And this is what’s so great about Pariah. It complicates black identity not through decontextualized “slices of life” or formulaic “coming-of-age” structures, but through a real, live narrative and characters that are as conflicted as they are complex. To say that “race is not an issue” in Pariah, as one review does, is, of course, a soaring overstatement. But Pariah invites us to think about intricacies of identity that commercial film usually disappears when characters are black. Here, blackness is at play because sexuality, class, and gender are at play. As Laura’s “hip-hop’s swag” suggests, the film throws masculinities and femininities into relief by locating them in a world where blackness, at least temporarily, marks its own borders. Rees takes full advantage of this choice, rendering with gorgeous sincerity Alike’s inner life as she figures out what sexuality and gender mean to her.
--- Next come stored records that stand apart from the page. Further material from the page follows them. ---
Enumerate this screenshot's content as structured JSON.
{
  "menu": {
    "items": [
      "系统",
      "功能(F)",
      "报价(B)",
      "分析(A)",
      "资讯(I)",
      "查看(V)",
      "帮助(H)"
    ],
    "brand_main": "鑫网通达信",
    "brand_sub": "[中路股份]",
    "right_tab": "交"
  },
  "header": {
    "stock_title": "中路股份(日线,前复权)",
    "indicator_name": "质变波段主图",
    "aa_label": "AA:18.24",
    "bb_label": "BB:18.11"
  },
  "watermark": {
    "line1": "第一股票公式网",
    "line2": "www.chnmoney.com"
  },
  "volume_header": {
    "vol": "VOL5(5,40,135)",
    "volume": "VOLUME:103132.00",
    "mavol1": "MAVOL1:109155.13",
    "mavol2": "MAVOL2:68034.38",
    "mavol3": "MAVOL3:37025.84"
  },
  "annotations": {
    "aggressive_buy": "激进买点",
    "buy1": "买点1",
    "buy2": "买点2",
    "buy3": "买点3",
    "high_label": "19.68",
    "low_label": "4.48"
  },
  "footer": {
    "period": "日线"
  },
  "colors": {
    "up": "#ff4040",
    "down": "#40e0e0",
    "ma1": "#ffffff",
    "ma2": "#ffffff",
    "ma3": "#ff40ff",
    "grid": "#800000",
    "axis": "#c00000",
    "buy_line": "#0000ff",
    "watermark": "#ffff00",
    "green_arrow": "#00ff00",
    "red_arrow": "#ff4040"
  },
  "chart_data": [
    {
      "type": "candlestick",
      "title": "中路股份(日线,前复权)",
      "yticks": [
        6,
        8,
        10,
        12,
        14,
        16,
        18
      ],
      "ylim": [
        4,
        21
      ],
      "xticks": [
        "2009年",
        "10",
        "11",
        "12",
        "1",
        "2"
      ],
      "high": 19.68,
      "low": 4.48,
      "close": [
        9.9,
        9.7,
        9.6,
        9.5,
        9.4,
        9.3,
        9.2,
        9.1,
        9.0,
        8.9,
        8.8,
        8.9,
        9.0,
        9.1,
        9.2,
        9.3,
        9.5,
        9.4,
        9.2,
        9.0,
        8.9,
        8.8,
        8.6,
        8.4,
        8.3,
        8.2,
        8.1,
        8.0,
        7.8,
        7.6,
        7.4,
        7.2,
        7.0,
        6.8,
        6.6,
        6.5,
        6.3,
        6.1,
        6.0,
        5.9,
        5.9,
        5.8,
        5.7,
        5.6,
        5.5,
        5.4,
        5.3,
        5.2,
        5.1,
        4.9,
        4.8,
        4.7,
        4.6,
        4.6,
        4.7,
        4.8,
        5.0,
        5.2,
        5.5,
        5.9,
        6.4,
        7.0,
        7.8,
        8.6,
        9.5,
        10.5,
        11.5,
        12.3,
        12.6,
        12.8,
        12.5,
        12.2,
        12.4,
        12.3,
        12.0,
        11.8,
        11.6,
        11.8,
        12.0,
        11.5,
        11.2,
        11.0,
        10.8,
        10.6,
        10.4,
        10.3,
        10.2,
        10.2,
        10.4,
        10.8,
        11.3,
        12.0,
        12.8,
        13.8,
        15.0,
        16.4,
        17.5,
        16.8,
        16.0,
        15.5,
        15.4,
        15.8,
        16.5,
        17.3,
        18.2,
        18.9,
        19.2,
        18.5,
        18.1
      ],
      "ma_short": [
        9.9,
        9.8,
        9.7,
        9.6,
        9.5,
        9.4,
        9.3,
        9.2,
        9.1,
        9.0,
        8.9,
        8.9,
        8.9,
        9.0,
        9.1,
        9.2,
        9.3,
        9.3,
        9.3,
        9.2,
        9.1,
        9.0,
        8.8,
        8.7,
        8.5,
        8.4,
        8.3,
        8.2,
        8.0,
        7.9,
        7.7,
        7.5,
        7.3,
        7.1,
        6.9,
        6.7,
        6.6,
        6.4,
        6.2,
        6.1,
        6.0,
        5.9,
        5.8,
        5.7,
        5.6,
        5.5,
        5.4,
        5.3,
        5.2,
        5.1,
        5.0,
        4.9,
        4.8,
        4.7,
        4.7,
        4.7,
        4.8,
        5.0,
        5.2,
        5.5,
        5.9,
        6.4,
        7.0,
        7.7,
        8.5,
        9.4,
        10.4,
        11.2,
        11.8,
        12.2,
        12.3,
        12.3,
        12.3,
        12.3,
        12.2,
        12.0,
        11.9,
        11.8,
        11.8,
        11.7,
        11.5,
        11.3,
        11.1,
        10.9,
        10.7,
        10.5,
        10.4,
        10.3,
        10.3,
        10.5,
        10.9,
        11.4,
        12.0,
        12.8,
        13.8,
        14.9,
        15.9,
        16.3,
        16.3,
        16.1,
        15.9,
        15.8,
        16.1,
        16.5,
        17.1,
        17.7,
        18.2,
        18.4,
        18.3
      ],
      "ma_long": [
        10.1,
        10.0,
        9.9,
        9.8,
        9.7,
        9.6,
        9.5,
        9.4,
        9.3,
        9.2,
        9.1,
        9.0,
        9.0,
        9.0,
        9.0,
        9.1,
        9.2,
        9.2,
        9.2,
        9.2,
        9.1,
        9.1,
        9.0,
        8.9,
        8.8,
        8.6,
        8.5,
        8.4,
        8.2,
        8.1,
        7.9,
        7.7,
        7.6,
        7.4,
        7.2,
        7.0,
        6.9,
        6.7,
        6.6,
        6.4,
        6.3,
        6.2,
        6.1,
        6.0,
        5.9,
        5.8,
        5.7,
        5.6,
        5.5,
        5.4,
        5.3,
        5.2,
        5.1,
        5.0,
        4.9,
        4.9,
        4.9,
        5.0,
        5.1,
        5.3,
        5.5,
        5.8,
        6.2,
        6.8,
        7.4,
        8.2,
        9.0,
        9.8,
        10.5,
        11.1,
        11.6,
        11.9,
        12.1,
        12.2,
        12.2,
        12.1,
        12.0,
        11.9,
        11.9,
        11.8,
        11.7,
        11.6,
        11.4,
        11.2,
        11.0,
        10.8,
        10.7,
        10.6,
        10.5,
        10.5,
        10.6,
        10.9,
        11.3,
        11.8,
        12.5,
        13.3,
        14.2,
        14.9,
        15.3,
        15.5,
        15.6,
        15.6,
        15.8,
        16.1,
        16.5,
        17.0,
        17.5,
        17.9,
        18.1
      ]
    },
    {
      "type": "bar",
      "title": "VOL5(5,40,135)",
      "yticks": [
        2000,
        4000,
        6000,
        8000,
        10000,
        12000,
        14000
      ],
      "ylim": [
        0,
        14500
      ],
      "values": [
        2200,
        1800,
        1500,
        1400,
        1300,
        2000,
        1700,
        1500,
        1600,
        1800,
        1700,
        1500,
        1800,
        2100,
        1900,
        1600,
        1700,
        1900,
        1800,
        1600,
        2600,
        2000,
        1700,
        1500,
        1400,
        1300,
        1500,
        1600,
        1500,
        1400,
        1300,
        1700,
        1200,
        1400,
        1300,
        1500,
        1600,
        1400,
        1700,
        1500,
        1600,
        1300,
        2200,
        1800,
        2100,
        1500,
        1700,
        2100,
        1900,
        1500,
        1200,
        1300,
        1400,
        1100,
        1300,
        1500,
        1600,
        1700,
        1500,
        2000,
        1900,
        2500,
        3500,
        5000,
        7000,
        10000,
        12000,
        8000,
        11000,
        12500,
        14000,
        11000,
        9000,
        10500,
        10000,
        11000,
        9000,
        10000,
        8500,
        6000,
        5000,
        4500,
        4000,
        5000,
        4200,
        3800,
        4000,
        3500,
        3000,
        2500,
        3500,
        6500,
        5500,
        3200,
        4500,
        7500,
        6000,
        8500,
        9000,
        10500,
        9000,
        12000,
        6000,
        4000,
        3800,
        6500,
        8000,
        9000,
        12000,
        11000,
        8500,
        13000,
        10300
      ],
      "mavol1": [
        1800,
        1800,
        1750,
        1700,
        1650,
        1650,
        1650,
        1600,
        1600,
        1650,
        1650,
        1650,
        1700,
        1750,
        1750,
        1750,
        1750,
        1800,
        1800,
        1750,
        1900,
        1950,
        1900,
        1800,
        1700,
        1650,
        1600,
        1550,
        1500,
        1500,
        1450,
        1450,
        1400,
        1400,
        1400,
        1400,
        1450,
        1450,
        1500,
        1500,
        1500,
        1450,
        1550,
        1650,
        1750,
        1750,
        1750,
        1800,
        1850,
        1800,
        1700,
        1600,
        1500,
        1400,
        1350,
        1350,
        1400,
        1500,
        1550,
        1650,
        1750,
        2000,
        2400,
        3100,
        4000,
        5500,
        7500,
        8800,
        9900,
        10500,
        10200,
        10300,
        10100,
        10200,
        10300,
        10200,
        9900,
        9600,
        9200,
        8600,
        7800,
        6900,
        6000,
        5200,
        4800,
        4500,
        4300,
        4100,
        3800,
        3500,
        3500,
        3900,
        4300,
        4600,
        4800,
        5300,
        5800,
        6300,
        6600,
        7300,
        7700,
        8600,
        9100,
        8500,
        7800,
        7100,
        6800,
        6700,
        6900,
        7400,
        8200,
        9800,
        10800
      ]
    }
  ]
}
The film’s most intimate scenes occur not between parents and children, or even between lovers, but between Alike and Laura as masculine-presenting friends fighting to sustain their friendship across class lines, fumbling comically to strap on a harness and a white dildo, sharing a dollar box of ice cream on a rooftop when there’s no other family to be found.
Only once or twice does this intense concentration of emotion threaten Rees’s elegant style: Alike’s well-earned breakdown after a series of romantic and familial rejections may be very slightly overwrought, and while Rees’s staccato visual and sound effects in that scene gesture toward Alike’s internal frenzy, we miss the opportunity to hear her make sense—or fail to make sense—of the pain her communities’ homophobia visits on her. But these moments are minor, rare, and beside the point in this admirable and much needed debut. As black British lesbian filmmaker Campbell X (director of Legacy and Stud Life) put it in my interview with her, Rees is making space for “a new legacy—one in which African Americans are looked at from an insider’s eye and saying: ‘We are human -get over it!’ There is no explanation and no apology.”
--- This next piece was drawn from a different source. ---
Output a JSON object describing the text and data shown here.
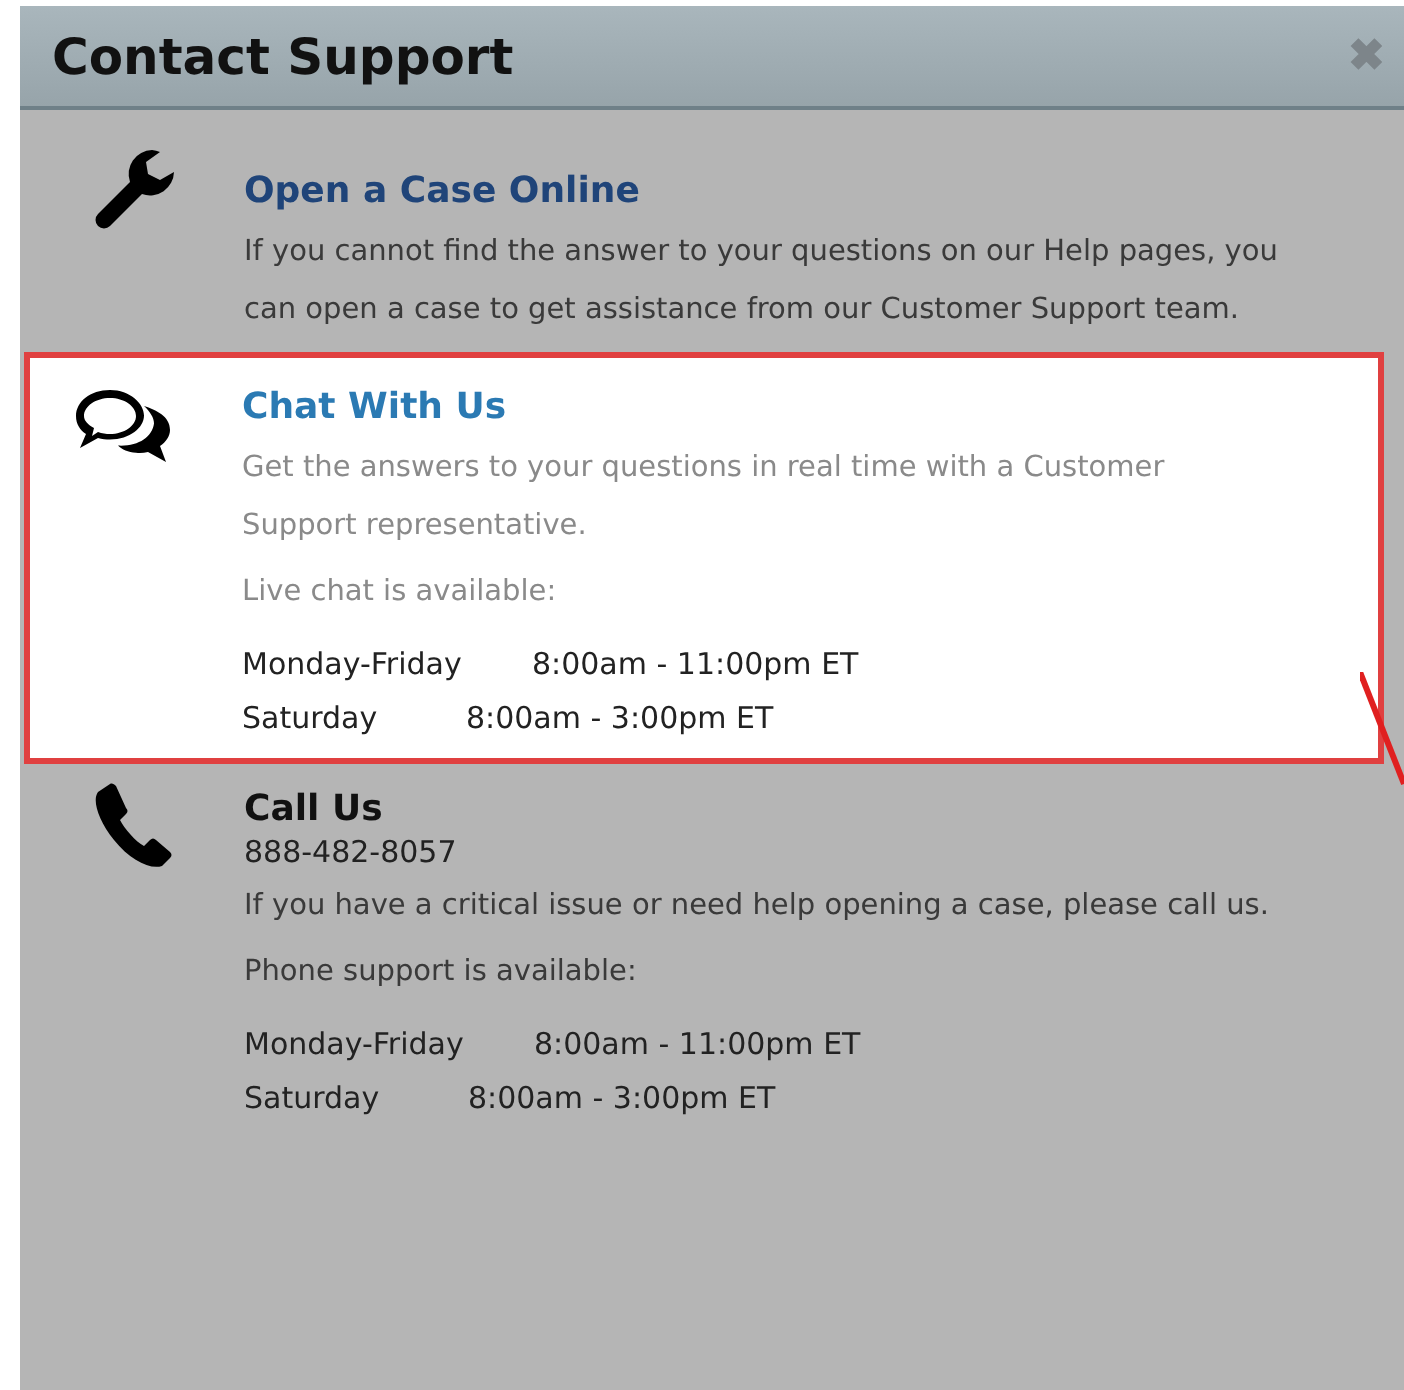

This unapologetic humanity is Pariah’s greatest accomplishment. The film resists binaries vehemently, insisting on presenting not just a “slice” of black queer life, but an in-your-face story from a black social world where accepted ideas about gender, sexuality and intimacy don’t hold. Ultimately, Pariah is about what it means to be a black queer woman—and a complex human—determined to “do your thing.” That’s something America’s commercial film culture doesn’t know much about just yet. But Dee Rees damn sure does.